Agartala: Bangladesh Prime Minister Sheikh Hasina has thanked Tripura Chief Minister Manik Sarkar for backing the India-Bangladesh Land Boundary Agreement (LBA) that the Indian parliament has passed, an official said here on Saturday.
“The Bangladesh prime minister on Friday night telephoned the chief minister and thanked him” for backing the LBA, a top Tripura government official told IANS on condition of anonymity.
“With the endorsement of the LBA in parliament, India-Bangladesh relations would be strengthen further. Tripura’s relations with Bangladesh would get a new high,” the official quoted Sarkar as telling Hasina.
The chief minister also informed Hasina that the Tripura government is setting up an India-Bangladesh friendship park in the state to commemorate the 1971 Bangladesh liberation war.
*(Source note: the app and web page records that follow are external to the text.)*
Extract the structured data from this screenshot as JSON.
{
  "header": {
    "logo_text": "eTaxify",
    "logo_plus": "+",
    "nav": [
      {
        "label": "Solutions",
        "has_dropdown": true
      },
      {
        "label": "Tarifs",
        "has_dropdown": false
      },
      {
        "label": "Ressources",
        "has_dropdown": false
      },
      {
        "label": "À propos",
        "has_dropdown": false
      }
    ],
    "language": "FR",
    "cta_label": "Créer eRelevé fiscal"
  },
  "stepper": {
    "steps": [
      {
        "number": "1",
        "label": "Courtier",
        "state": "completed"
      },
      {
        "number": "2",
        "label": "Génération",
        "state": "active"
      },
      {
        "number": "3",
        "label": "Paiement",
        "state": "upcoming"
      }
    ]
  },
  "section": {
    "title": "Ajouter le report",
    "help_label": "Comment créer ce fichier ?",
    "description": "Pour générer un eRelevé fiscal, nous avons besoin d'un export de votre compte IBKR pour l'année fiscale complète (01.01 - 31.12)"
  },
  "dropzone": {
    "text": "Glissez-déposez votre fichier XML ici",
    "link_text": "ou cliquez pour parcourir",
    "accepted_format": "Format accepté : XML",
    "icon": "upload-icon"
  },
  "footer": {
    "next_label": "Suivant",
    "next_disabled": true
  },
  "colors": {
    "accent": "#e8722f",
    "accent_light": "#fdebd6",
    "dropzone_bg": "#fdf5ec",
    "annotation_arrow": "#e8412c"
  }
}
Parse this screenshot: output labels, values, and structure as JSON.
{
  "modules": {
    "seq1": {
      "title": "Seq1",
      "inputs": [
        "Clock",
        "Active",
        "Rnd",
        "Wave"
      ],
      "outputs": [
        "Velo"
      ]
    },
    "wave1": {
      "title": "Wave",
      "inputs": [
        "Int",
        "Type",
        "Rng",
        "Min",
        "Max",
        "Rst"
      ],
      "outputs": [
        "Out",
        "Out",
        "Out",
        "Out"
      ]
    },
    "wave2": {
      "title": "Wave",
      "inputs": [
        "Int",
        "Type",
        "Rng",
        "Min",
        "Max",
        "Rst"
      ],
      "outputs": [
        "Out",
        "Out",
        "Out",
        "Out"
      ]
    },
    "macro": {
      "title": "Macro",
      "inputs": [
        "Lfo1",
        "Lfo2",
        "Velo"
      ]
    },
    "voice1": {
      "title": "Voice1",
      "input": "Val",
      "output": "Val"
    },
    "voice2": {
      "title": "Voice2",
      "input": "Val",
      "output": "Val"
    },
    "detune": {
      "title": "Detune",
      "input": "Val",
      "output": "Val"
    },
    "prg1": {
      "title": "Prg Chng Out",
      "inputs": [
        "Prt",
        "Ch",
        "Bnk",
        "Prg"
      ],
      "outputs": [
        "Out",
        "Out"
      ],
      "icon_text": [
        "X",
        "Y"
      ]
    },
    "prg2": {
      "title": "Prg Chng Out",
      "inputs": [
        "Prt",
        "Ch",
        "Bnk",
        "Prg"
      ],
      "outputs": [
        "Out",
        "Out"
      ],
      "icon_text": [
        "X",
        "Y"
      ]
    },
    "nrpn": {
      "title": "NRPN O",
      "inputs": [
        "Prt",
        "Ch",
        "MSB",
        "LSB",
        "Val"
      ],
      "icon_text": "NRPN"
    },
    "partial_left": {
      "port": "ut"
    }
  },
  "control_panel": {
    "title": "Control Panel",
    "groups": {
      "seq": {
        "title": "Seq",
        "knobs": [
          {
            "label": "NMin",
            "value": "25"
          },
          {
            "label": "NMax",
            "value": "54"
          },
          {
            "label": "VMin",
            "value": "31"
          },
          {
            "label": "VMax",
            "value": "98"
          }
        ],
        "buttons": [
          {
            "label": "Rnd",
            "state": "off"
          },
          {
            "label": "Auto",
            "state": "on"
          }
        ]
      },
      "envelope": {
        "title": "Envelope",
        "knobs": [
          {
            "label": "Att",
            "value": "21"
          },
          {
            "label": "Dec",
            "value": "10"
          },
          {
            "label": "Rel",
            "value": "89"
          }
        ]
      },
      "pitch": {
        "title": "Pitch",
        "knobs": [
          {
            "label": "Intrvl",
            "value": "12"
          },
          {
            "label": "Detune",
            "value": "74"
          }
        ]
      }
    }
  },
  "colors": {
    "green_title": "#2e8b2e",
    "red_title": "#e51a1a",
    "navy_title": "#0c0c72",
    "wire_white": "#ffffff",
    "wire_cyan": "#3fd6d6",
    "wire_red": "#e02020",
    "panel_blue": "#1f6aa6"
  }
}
“The Tripura government would invite the Bangladesh prime minister for the inauguration of the park. Hasina expressed her keenness to visit Tripura again,” the official said. Hasina visited Tripura in January 2012.
The official said Prime Minister Narendra Modi also telephoned Sarkar on Thursday and discussed the LBA and “thanked Sarkar for his help”.
Parliament on May 7 passed a constitution amendment bill for operationalising the LBA with Bangladesh, 41 years after the accord was signed between then prime minister Indira Gandhi and her Bangladeshi counterpart, Sheikh Mujibur Rahman.
The land swap protocol envisages transfer of 111 enclaves with a total area of 17,160.63 acres to Bangladesh, while the neighbouring country is to transfer 51 enclaves with an area of 7,110.02 acres to India.
A 6.1-km undefined border stretch will be demarcated with the bill being passed. The 51 enclaves fall in Indian states of West Bengal, Assam, Tripura and Meghalaya.
Under the LBA, the disputed Candannagar village would merged with the Indian territory while Muhuri Char land in southern Tripura would go to Bangladesh.
“There would be no problem if Tripura’s two areas exchanged under the LBA,” Tripura Revenue and PWD Minister Badal Chaudhury told reporters.
He explained how the people of Belonia (currently south Tripura district headquarters) had suffered since 1965 over the disputed Muhuri Char land.
“Occasional firing from other side of the border killed some Indian citizens including children and prevented Indian farmers to cultivate in the Muhuri Char land adjoining Belonia town (110 km south of here),” said Chaudhury, who has been representing Belonia for many years.
In the Candannagar village, there were 51 families comprising little over 300 people and they except the two families left the village in 2002 after erection of border fencing and living in a near by village inside the fencing.
The villagers said they were allowed to cultivate in their deserted lands on the other side of the fencing and Dhalai river but in most times the Bangladeshi people have been taken away their crops.
In the disputed 64 acres Muhuri Char land, 57 families had been doing cultivation for more than five decades.
There were also three very old crematories of three different religion groups in the Muhuri Char land of Muhuri river, which flows from Tripura to Bangladesh.
Tripura shares 856 km borders with Bangladesh and eight major rivers including Muhuri and Dhalai flows from the state to the neighbouring country.